26 augustus 2022
Complete challenge for competitors on IRC Europeans’ opening day
Complete challenge for competitors on IRC Europeans’ opening day.
Racing got underway today in the seventh IRC European Championship, this year taking part in the Netherlands as part of Damen Breskens Sailing Weekend. Part of the four day competition to determine who gets this year’s title for the RORC and UNCL’s popular rating rule, is a medium coastal race which was contested today. This only started at 1200, after a 90 minute wait for the wind to fill in.
For the three classes, their rating bands determined by the fleet’s IRC TCCs, PRO Menno Vercouteren set three winding courses, the longest of 30 miles for IRC One, the shortest 21 for IRC Three, with the aim of all three finishing approximately in unison.
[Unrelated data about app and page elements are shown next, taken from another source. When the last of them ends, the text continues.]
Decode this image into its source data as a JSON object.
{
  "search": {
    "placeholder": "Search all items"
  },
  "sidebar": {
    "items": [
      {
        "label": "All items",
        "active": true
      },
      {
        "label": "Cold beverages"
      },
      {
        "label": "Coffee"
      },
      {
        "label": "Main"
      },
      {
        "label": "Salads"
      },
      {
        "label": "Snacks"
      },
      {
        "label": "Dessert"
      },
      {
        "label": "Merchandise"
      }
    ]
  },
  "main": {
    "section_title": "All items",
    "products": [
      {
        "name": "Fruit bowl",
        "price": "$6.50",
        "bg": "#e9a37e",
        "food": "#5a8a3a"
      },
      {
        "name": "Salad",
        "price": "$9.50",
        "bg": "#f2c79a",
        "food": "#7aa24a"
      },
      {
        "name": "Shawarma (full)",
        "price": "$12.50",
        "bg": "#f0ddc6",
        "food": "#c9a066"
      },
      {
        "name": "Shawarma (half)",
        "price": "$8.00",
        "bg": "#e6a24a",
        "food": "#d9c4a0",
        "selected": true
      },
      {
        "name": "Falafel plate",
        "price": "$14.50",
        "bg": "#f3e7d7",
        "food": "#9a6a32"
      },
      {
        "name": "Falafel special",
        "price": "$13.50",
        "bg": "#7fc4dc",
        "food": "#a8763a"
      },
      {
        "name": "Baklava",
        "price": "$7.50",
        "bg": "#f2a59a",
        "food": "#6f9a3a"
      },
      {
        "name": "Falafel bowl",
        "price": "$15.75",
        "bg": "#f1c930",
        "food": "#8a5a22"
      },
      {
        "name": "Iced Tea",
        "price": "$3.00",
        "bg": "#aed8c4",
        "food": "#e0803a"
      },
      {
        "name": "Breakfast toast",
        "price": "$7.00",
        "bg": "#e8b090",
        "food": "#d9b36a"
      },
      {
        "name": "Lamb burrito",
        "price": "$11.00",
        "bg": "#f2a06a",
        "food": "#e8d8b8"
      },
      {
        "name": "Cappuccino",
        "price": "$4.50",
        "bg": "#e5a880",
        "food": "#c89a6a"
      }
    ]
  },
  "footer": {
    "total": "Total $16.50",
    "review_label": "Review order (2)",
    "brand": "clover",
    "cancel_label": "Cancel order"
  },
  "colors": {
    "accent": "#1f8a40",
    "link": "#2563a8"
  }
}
In fact the Ker 46 Van Uden was first home while the last arrivals in IRC Three arrived some 45 minutes later. Anticipating the right shift Vercouteren set multiple triangular courses to ensure there would always be some form of upwind, downwind and reaching in between.
While over the day the wind veered through the best part of 180°, racing got underway off Breskens in the mouth of the River Scheldt in a light 11 knots southwesterly which gradually veered but dramatically increased. “By the time the small boats finished it had built to the mid-20s and the sun was out. If they didn’t like that – they should play golf!” mused Vercouteren.
Van Uden-ROST, skippered by Volvo Ocean Race veteran Gerd-Jan Poortman and with a young up-and-coming crew from the Rotterdam Offshore Sailing Team (ROST), appeared to have won IRC One until, suffering a severe blow, they were scored DSQ after a protest. This stemmed from a start line incident when Van Uden was luffed coming into the pin by RORC Commodore James Neville’s HH42 Ino XXX and failed to keep clear. The incident caused Ino XXX to receive a small hole. “We kept going and had a fantastic race – winning by quite a margin,” explained Poortman before the jury’s decision. “It has been fantastic with the young guys and the steps we have made over the last month since Cowes Week. This is our last event for this crew on our boat.”
Poortman said they were most concerned about Lance Adams' Cape 31 speedster KataBatic, which was substantially behind them, but ultimately this did not matter. Losing the protest resulted in the Dutch boat being scored DSQ - an especially painful outcome given that today’s race both scores double points and is non-discardable (discards come into play after five races). This tranfers first place to the Goubau family’s Beneteau First 47.7 Moana, from Belgium followed by KataBatic and Ino XXX.
foto @ineke peltzer-ista